We show how CIEN stock compares to 2,000+ US-based stocks, and to peers in the Electronic Technology sector and Telecommunications Equipment industry.
Please do not consider this data as investment advice. Data is downloaded from sources we deem reliable, but errors may occur.
Ciena Corp. engages in the provision of network and communication infrastructure. It operates through the following segments: Converged Packet Optical; Packet Networking; Optical Transport; and Software and Services. The Converged Packet Optical segment develops and sells optical processors, switching systems and operating system software. The Packet Networking segment includes service delivery switches, services aggregation switches, and ethernet packet configurations. The Optical Transport segment manufactures and trades optical transport systems, common photonic layer, data networking products, data center interconnection and virtual networks. The Software and Services segment provides wide area network controller, network functions virtualization platform, and software applications. The company was founded by Patrick H. Nettles in November 1992 and is headquartered in Hanover, MD.

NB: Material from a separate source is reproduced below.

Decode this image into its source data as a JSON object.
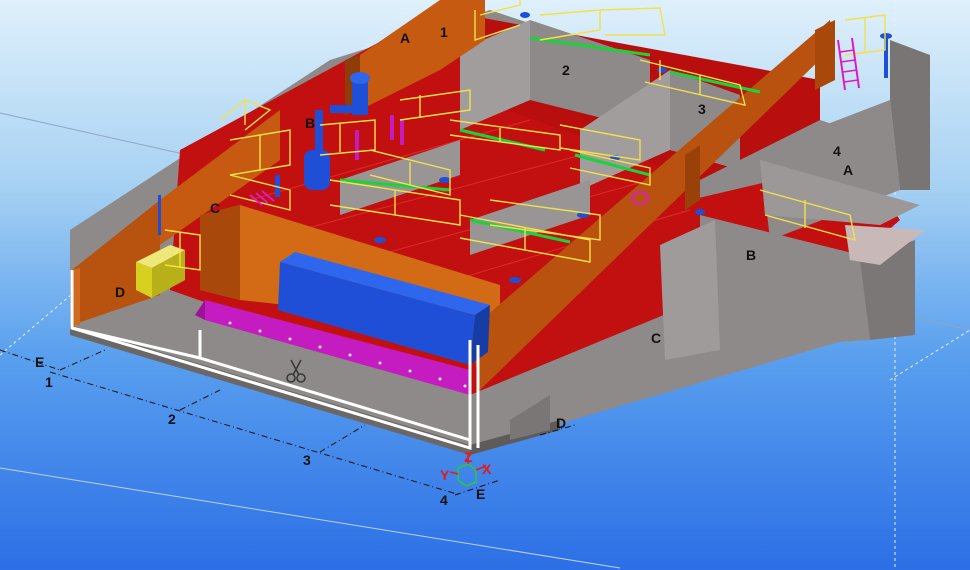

Many of the following risk metrics are standardized and transformed into quantitative factors in institutional-level risk models.
Rankings below represent percentiles from 1 to 100, with 1 being the lowest rating of risk.
Stocks with higher beta exhibit higher sensitivity to the ups and downs in the market. (↑↑)
Stocks with higher market capitalization often have lower risk. (↑↓)
Higher average daily dollar volume over the past 30 days implies lower liquidity risk. (↑↓)
Higher price momentum stocks, aka recent winners, equate to lower risk for many investors. (↑↓)
Style risk factors often include measures of profitability and payout levels.
Companies with higher earnings generally provide lower risk. (↑↓)
Companies with higher dividend yields, if sustaintable, are perceived to have lower risk. (↑↓)